ABOUT THIS TASK
Filter the entries down to the lines holding "items", then copy those lines.

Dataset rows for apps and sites

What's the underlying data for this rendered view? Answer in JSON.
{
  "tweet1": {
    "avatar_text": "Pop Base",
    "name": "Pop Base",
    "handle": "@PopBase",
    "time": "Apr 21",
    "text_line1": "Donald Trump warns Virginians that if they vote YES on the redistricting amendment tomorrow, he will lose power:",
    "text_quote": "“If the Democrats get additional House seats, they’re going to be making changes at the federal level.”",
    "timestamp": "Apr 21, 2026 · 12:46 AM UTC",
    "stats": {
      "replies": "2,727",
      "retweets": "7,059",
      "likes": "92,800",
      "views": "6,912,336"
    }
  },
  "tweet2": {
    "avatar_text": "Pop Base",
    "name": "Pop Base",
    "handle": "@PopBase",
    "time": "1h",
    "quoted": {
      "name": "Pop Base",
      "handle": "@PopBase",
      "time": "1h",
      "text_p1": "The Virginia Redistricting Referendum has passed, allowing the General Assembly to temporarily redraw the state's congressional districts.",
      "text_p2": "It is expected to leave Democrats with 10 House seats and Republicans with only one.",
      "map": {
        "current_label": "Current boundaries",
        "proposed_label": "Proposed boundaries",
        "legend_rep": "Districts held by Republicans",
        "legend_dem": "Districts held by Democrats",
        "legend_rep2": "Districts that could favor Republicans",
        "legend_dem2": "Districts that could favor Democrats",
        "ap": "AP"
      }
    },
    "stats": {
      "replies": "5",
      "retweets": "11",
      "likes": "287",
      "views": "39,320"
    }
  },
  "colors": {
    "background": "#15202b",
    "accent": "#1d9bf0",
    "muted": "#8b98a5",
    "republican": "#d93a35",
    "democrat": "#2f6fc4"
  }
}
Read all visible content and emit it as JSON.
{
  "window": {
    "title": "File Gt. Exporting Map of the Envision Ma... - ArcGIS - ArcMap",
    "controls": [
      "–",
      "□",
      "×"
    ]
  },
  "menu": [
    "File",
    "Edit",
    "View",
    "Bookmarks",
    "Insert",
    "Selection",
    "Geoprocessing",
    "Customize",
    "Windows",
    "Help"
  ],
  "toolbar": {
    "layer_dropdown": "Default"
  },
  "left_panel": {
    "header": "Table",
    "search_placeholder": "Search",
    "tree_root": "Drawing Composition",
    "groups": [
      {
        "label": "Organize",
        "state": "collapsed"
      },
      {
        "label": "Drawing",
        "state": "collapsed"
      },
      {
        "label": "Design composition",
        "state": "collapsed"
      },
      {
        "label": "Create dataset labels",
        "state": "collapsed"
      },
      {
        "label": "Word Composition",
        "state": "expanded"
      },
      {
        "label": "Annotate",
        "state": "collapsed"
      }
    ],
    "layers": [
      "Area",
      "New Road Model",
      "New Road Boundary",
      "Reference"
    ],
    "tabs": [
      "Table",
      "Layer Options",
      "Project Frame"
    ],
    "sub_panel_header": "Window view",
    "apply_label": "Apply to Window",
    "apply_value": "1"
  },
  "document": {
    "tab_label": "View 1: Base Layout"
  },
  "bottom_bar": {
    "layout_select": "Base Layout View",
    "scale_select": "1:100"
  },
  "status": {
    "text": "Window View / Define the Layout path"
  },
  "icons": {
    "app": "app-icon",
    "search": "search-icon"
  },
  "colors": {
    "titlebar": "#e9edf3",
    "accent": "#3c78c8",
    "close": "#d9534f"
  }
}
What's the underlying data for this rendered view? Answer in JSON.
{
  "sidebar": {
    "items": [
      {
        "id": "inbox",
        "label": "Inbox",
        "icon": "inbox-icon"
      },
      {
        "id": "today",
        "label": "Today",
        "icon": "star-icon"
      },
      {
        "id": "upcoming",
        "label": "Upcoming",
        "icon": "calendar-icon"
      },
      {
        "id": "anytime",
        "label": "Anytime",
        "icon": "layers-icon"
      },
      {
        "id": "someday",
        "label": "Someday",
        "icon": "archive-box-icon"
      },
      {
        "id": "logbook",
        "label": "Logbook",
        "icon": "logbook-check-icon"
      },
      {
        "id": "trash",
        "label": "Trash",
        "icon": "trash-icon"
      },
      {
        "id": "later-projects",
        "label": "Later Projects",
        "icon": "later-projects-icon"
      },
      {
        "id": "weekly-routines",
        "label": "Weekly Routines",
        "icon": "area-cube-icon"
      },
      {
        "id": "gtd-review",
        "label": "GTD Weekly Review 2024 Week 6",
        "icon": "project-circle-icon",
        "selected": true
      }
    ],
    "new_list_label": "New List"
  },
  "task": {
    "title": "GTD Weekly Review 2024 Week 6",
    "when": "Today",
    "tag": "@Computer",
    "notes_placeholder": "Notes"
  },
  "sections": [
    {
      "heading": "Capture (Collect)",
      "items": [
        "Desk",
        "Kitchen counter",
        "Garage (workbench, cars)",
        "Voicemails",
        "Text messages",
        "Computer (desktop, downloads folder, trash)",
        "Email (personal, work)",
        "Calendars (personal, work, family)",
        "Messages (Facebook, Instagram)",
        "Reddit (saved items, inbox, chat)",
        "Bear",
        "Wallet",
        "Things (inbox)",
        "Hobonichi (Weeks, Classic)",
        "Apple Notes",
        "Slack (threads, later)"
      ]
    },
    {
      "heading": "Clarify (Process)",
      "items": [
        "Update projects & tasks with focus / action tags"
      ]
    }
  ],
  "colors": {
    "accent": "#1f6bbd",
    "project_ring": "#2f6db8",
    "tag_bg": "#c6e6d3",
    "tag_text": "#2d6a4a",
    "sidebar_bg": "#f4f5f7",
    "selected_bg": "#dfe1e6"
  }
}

YOUR SOLUTION
    "items": [
      "items": [
        "Reddit (saved items, inbox, chat)",
      "items": [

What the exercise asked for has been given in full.